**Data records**
Start of Block
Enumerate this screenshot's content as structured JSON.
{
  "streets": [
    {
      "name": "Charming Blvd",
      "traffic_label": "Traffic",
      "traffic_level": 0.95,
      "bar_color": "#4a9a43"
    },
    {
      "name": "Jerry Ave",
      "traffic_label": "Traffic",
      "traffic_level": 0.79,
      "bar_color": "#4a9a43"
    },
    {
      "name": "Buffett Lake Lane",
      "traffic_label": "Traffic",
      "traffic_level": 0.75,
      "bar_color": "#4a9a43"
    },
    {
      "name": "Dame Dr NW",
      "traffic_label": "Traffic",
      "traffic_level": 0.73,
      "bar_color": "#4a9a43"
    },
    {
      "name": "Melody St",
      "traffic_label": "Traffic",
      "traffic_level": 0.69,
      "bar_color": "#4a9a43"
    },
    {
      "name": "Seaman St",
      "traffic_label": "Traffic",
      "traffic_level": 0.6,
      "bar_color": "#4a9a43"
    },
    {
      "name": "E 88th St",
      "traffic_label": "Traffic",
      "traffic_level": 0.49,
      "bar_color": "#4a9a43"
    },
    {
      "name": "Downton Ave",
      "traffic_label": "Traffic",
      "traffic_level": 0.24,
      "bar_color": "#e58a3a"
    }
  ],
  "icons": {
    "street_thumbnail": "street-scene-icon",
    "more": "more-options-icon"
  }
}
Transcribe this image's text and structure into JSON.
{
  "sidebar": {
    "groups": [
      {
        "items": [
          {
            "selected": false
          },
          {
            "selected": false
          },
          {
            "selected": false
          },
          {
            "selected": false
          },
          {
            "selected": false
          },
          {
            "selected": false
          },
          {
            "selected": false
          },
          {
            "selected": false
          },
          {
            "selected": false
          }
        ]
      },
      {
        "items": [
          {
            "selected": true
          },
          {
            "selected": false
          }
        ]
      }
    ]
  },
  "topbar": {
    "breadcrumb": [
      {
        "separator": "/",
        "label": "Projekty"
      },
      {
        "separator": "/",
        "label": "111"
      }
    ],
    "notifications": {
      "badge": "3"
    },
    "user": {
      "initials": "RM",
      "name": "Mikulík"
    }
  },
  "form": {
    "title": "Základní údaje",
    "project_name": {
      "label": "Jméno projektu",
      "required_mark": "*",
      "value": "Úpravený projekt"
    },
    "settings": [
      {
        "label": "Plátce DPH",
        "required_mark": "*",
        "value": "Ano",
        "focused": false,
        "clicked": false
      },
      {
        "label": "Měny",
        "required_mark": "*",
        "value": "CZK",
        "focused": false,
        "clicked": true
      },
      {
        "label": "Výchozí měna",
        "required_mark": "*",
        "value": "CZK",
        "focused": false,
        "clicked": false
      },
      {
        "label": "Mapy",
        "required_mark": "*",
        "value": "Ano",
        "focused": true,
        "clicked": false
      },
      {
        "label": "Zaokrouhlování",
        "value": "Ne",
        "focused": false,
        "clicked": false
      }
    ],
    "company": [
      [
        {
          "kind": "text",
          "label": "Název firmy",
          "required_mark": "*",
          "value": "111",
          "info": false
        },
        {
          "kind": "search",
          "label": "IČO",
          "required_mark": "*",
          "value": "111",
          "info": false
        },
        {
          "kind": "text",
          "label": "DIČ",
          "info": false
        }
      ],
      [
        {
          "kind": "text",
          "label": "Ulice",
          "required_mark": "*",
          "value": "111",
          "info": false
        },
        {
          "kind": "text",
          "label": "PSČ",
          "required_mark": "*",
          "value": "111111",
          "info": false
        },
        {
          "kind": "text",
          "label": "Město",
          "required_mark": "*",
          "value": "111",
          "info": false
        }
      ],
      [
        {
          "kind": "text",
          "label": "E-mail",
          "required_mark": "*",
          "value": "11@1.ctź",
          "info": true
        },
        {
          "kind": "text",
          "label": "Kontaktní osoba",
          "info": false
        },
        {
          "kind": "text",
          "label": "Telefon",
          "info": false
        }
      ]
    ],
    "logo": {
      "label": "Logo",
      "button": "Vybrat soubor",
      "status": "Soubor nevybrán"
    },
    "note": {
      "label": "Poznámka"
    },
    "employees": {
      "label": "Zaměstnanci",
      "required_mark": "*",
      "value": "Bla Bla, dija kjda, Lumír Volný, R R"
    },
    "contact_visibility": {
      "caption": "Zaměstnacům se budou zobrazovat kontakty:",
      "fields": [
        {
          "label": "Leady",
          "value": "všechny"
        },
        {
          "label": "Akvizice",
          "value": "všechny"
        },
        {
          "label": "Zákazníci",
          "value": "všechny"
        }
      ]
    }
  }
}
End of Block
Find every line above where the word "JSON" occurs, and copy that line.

**EXERCISE OUTPUT**
Enumerate this screenshot's content as structured JSON.
Transcribe this image's text and structure into JSON.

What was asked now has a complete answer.